At 19 years old, Kris Freeman had just left a full scholarship for cross-country skiing at the University of Vermont to train for his first Olympic games when he was diagnosed with Type 1 diabetes and told he’d never compete at the Olympic level.
More than 15 years later, Freeman has competed in more than 200 professional races, including four Winter Olympics.
“It’s a hard thing to go through, but I never let it stop me from what I had to do, and I overcame it,” he said.
Each summer, Freeman travels to different camps across the country with Eli Lilly and Company, sharing his story with children living with Type 1 diabetes and encouraging them to not let the disease keep them from dreaming.
Last week, he visited Camp Bluebonnet, a diabetes summer camp for children in Central Texas, held at Peaceable Kingdom Retreat for Children in Killeen.
“I think a lot of obstacles are ones that misinformed people put in front of kids. They say, ‘You can’t do this because you have diabetes,’ and that’s never true,” Freeman said.

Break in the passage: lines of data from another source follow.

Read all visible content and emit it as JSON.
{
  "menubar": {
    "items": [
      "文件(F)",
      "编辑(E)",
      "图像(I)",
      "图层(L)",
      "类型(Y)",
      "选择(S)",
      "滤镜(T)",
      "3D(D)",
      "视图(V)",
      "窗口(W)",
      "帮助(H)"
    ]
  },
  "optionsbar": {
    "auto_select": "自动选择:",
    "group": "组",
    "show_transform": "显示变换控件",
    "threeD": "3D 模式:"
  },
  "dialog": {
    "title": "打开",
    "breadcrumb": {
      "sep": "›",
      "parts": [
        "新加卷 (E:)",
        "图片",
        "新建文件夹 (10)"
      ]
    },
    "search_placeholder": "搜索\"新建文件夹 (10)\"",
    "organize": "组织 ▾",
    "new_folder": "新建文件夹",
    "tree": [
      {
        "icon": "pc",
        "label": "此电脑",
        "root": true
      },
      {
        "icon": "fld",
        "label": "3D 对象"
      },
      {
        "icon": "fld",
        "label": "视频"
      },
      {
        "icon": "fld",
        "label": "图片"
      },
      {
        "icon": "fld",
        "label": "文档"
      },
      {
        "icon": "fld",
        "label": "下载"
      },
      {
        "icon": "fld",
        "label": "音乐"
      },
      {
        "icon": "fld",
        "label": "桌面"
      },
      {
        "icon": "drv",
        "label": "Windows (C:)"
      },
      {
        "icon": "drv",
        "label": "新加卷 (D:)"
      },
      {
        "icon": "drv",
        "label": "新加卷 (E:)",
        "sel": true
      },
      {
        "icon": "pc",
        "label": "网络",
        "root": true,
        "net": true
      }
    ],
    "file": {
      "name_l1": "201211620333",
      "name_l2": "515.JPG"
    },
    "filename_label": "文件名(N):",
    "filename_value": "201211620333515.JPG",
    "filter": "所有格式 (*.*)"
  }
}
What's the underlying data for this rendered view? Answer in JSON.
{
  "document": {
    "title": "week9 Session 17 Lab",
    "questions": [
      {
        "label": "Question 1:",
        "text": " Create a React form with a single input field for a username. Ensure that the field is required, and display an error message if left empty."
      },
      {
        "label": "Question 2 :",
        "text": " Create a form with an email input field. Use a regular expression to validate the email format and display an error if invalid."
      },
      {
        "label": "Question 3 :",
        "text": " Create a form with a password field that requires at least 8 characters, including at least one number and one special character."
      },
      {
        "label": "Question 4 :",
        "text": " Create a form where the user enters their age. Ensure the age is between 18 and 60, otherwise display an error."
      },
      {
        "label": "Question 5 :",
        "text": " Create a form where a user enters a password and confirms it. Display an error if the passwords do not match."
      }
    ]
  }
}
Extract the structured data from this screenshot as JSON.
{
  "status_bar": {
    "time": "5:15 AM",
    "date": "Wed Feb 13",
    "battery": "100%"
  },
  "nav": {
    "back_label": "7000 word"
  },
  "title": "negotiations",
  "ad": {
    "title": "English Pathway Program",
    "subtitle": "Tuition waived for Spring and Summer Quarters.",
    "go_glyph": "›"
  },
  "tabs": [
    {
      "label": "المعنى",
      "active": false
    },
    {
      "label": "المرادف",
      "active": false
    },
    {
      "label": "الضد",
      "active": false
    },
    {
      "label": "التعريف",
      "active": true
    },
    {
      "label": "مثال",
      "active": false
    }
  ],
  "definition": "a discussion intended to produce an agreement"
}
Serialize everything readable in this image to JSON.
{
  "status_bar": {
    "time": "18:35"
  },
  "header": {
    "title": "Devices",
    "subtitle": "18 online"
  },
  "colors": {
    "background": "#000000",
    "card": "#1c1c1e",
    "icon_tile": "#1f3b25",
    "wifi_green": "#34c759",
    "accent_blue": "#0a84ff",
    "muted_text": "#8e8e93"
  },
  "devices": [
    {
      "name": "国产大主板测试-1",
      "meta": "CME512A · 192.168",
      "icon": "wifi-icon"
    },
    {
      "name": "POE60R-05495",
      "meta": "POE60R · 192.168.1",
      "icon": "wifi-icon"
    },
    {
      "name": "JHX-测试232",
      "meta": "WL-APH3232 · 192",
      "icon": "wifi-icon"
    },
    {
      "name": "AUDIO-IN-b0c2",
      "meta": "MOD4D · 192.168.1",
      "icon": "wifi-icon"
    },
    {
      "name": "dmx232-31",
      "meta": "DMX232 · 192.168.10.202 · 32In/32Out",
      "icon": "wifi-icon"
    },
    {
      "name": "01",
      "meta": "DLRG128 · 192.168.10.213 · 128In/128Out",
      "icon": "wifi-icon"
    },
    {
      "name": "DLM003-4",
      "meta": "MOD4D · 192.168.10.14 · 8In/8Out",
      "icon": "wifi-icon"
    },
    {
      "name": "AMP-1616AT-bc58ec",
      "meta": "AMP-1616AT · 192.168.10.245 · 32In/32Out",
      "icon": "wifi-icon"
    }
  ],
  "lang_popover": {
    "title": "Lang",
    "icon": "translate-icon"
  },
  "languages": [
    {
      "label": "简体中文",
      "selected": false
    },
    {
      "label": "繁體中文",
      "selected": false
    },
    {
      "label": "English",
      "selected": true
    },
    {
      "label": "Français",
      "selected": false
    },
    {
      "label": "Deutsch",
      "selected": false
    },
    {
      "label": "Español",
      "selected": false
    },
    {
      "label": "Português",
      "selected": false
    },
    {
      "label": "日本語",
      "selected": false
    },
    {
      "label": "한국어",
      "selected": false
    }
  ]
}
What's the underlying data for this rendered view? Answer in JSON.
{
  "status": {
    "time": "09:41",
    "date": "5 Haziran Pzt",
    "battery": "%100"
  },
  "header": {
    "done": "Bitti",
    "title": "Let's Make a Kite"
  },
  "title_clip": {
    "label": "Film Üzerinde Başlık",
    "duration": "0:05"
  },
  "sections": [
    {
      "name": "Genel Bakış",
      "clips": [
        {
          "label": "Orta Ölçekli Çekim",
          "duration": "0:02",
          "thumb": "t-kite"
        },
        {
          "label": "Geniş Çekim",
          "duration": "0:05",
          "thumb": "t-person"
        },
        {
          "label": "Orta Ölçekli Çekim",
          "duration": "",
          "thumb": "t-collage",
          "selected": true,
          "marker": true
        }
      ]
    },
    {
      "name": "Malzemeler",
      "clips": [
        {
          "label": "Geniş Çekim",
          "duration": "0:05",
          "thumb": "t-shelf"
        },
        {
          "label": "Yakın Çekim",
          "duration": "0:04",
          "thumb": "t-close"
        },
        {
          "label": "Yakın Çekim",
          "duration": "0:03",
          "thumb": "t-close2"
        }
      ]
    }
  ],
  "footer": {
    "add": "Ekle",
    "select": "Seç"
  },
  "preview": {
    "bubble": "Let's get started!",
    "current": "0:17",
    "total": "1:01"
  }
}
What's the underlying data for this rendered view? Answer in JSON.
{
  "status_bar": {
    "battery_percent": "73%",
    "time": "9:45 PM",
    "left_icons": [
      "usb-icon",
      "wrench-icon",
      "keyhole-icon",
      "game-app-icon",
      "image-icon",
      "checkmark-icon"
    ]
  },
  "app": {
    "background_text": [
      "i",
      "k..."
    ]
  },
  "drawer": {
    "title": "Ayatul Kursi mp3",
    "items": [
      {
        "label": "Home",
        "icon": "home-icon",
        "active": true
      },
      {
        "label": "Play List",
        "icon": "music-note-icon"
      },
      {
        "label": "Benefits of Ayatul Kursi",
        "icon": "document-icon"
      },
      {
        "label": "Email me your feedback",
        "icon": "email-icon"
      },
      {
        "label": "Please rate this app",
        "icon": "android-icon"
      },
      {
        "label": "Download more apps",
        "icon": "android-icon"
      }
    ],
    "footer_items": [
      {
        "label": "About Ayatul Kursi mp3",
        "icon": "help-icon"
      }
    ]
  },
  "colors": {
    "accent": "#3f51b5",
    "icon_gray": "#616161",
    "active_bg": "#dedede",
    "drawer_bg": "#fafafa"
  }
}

“I’m not telling these kids to go out and do stuff without taking care of themselves. Taking care of themselves is the first part, but do that, then nothing has to stand in their way.”
For recent Copperas Cove High School graduate Cassidy Lapierre, 17, Type 1 diabetes is a normal part of life.
Lapierre was diagnosed before the age of 2.
“It’s just kind of another part of my day I have to do, like eating, sleeping and brushing my teeth,” she said.
Despite the daily hassle, Lapierre participated in the marching band at school, and said she never lets diabetes keep her from pursuing anything.
She plans to attend Texas State University this fall, and hopes to be a screenwriter one day.
For Lapierre and the other campers, a week together each summer reminds them they aren’t alone. The camp is staffed by a volunteer committee, committed to encouraging the kids to keep going.
“Diabetes is challenging, and it’s relentless. You never get a break. You have to deal with it 24/7. These kids get tired of it, and they get frustrated with it, and a lot of them give up,” said Amy Wallquist, volunteer president of Children’s Diabetes Camp of Central Texas, the nonprofit foundation that funds Camp Bluebonnet.
“That’s why it’s really important to have camps like this, in general. It’s kind of like a booster shot,” she added.
Dr. Matthew Stephen, pediatric endocrinologist at McLane Children’s Hospital in Temple and medical director at Camp Bluebonnet, knows from personal experience what it’s like to be a kid with Type 1 diabetes.
Stephen was diagnosed at age 8, and said the disease is life-changing for children, as well as their families.
“Kids are used to a life that’s pretty care-free, but whenever diabetes enters the picture, you have to be a whole lot more attentive to their needs. Our goals when we take care of children with diabetes are to try to limit the impact of diabetes on them and their families,” he said.
Despite all of the challenges, Stephen is hopeful about the future for children with Type 1 diabetes.
“It’s not by any means easy, but certainly it’s doable, and certainly the care and technology that we have really allow a lot of people to live healthy, full, productive lives,” he said.